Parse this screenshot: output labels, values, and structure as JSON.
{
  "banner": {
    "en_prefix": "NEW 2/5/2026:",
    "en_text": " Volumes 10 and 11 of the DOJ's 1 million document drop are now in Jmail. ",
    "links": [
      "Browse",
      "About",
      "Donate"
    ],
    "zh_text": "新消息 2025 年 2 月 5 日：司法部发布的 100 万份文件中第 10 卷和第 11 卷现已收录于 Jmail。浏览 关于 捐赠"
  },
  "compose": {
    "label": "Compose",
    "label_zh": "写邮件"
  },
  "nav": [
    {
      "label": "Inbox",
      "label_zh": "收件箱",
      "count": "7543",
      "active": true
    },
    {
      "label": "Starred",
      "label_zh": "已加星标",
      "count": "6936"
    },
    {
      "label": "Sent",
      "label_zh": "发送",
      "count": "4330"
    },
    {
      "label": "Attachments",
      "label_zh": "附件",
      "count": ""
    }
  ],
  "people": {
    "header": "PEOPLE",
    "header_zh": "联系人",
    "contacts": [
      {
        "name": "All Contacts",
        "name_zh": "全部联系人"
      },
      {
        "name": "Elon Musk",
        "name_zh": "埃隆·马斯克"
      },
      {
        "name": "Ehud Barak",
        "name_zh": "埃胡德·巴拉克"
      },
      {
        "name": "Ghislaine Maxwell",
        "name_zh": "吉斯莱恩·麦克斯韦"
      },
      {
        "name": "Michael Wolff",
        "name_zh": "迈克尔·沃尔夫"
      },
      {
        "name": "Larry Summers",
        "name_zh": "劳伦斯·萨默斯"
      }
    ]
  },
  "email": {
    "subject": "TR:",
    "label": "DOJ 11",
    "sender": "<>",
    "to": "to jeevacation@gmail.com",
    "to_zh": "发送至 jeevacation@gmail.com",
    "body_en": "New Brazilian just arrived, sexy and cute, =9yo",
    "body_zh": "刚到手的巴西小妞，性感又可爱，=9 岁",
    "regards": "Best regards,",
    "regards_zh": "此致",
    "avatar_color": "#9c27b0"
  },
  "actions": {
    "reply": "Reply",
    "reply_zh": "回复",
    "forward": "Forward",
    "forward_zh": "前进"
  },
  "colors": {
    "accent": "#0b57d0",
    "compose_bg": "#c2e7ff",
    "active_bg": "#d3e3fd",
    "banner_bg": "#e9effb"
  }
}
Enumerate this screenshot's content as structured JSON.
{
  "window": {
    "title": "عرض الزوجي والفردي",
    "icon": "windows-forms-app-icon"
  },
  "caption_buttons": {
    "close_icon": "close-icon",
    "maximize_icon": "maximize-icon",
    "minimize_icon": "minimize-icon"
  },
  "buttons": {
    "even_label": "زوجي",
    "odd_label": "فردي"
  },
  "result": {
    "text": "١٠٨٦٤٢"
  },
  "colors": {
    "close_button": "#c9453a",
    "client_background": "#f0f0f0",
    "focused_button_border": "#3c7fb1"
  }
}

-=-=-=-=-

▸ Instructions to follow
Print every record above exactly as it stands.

▸ Task result
Parse this screenshot: output labels, values, and structure as JSON.
{
  "banner": {
    "en_prefix": "NEW 2/5/2026:",
    "en_text": " Volumes 10 and 11 of the DOJ's 1 million document drop are now in Jmail. ",
    "links": [
      "Browse",
      "About",
      "Donate"
    ],
    "zh_text": "新消息 2025 年 2 月 5 日：司法部发布的 100 万份文件中第 10 卷和第 11 卷现已收录于 Jmail。浏览 关于 捐赠"
  },
  "compose": {
    "label": "Compose",
    "label_zh": "写邮件"
  },
  "nav": [
    {
      "label": "Inbox",
      "label_zh": "收件箱",
      "count": "7543",
      "active": true
    },
    {
      "label": "Starred",
      "label_zh": "已加星标",
      "count": "6936"
    },
    {
      "label": "Sent",
      "label_zh": "发送",
      "count": "4330"
    },
    {
      "label": "Attachments",
      "label_zh": "附件",
      "count": ""
    }
  ],
  "people": {
    "header": "PEOPLE",
    "header_zh": "联系人",
    "contacts": [
      {
        "name": "All Contacts",
        "name_zh": "全部联系人"
      },
      {
        "name": "Elon Musk",
        "name_zh": "埃隆·马斯克"
      },
      {
        "name": "Ehud Barak",
        "name_zh": "埃胡德·巴拉克"
      },
      {
        "name": "Ghislaine Maxwell",
        "name_zh": "吉斯莱恩·麦克斯韦"
      },
      {
        "name": "Michael Wolff",
        "name_zh": "迈克尔·沃尔夫"
      },
      {
        "name": "Larry Summers",
        "name_zh": "劳伦斯·萨默斯"
      }
    ]
  },
  "email": {
    "subject": "TR:",
    "label": "DOJ 11",
    "sender": "<>",
    "to": "to jeevacation@gmail.com",
    "to_zh": "发送至 jeevacation@gmail.com",
    "body_en": "New Brazilian just arrived, sexy and cute, =9yo",
    "body_zh": "刚到手的巴西小妞，性感又可爱，=9 岁",
    "regards": "Best regards,",
    "regards_zh": "此致",
    "avatar_color": "#9c27b0"
  },
  "actions": {
    "reply": "Reply",
    "reply_zh": "回复",
    "forward": "Forward",
    "forward_zh": "前进"
  },
  "colors": {
    "accent": "#0b57d0",
    "compose_bg": "#c2e7ff",
    "active_bg": "#d3e3fd",
    "banner_bg": "#e9effb"
  }
}
Enumerate this screenshot's content as structured JSON.
{
  "window": {
    "title": "عرض الزوجي والفردي",
    "icon": "windows-forms-app-icon"
  },
  "caption_buttons": {
    "close_icon": "close-icon",
    "maximize_icon": "maximize-icon",
    "minimize_icon": "minimize-icon"
  },
  "buttons": {
    "even_label": "زوجي",
    "odd_label": "فردي"
  },
  "result": {
    "text": "١٠٨٦٤٢"
  },
  "colors": {
    "close_button": "#c9453a",
    "client_background": "#f0f0f0",
    "focused_button_border": "#3c7fb1"
  }
}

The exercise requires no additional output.